From Fargo to Africa: Gathering supplies to help girls in Sudan go to school
In-Forum
FARGO – Deb Dawson’s life would have been much easier if she’d never traveled to South Sudanin 2007 and seen the needs of the people there. In subsequent trips to the area, one concern in particular haunted her: how the orphaned Sudanese girls quit 
Amnesty International calls for humanitarian access to South Kordofan and Blue 
Sudan Tribune
The UN estimates that since the conflict started in Blue Nile in early September 2011 26400 refugees from South Kordofan moved to South Sudan’s Unity State, 78605 from Blue Nile moved to Upper Nile state, and 25256 Sudanese refugees have arrived in 
South Sudan Faces 470000-Ton Grain Deficit, Food Insecurity
Bloomberg
South Sudan faces a grain shortfall of 470000 metric tons this year, close to half the country’s total consumption, that will make more people food insecure, the United Nations’ Food and Agriculture Organization forecast. Cereal output in 2011 fell 19 
South Sudan mired in tribal conflict
France 24
Last July, the world’s youngest country, South Sudan, peacefully seceded from Sudan. Today, women and children are being killed and thousands of cattle stolen as the new country falls prey to inter-ethnic violence. In December, between 6000 and 8000 
South Sudan wants Kenya to mediate in Abiyei
The Star
South Sudan government wants Kenya to mediate in the conflict between South Sudan and its northern neighbour Sudan over Abiyei and Kadugli border areas. Chief South Sudan Presidential Advisor Joseph Lagu said that Kenya being one of the leading African 

AllAfrica.com
London — Amnesty International (AI) has welcomed the UN Security Council’s (UNSC) call forSudanese government and rebels from Sudan People Liberation Movement North (SPLM-N) to allow humanitarian groups access to the border states of South Kordofan ..

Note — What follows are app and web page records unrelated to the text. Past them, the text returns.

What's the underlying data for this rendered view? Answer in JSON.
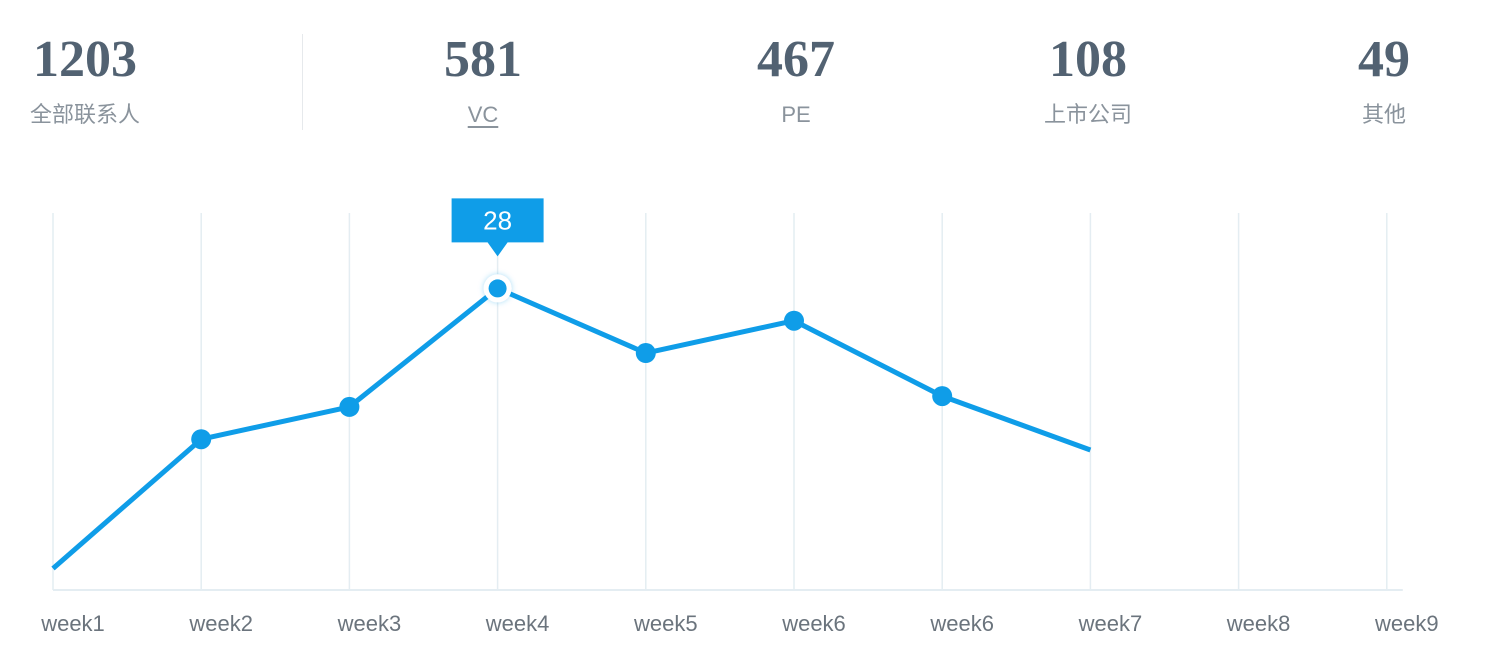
{
  "stats": [
    {
      "value": "1203",
      "label": "全部联系人"
    },
    {
      "value": "581",
      "label": "VC"
    },
    {
      "value": "467",
      "label": "PE"
    },
    {
      "value": "108",
      "label": "上市公司"
    },
    {
      "value": "49",
      "label": "其他"
    }
  ],
  "colors": {
    "line": "#0f9de8",
    "grid": "#e4edf2",
    "number": "#526272",
    "label": "#8a939c"
  },
  "chart_data": {
    "type": "line",
    "categories": [
      "week1",
      "week2",
      "week3",
      "week4",
      "week5",
      "week6",
      "week6",
      "week7",
      "week8",
      "week9"
    ],
    "series": [
      {
        "values": [
          2,
          14,
          17,
          28,
          22,
          25,
          18,
          13,
          null,
          null
        ]
      }
    ],
    "ylim": [
      0,
      35
    ],
    "grid": {
      "vertical": true,
      "horizontal": false
    },
    "tooltip": {
      "category_index": 3,
      "value": "28"
    }
  }
}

Fear and Hunger in Border Region Between Sudans
AllAfrica.com
By Arne Doornebal, 17 February 2012 Refugees who fled Sudan for 

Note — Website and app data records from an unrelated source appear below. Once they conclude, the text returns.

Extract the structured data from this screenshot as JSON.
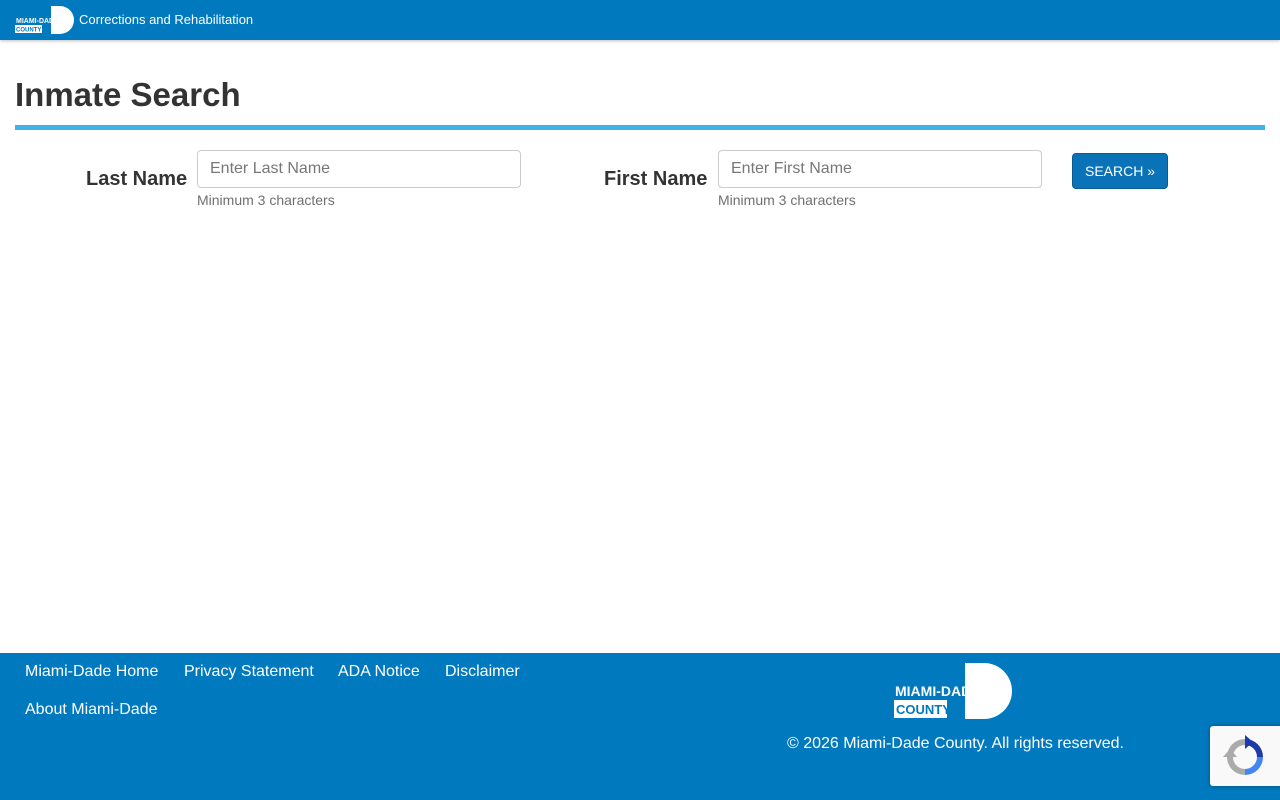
{
  "header": {
    "logo_text_top": "MIAMI-DADE",
    "logo_text_bottom": "COUNTY",
    "department": "Corrections and Rehabilitation"
  },
  "page": {
    "title": "Inmate Search"
  },
  "form": {
    "last_name": {
      "label": "Last Name",
      "placeholder": "Enter Last Name",
      "value": "",
      "hint": "Minimum 3 characters"
    },
    "first_name": {
      "label": "First Name",
      "placeholder": "Enter First Name",
      "value": "",
      "hint": "Minimum 3 characters"
    },
    "search_label": "SEARCH »"
  },
  "footer": {
    "links": [
      "Miami-Dade Home",
      "Privacy Statement",
      "ADA Notice",
      "Disclaimer",
      "About Miami-Dade"
    ],
    "logo_text_top": "MIAMI-DADE",
    "logo_text_bottom": "COUNTY",
    "copyright": "© 2026 Miami-Dade County. All rights reserved."
  },
  "icons": {
    "header_logo": "miami-dade-logo",
    "footer_logo": "miami-dade-logo",
    "recaptcha": "recaptcha-icon"
  },
  "colors": {
    "brand_blue": "#0079be",
    "accent_rule": "#3fb3e6",
    "button": "#0a73b7"
  }
}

South Sudan have been moved dozens of kilometres further from the border, after four bombs fell near a refugee camp in El Foj last month. The refugees are lacking food while there are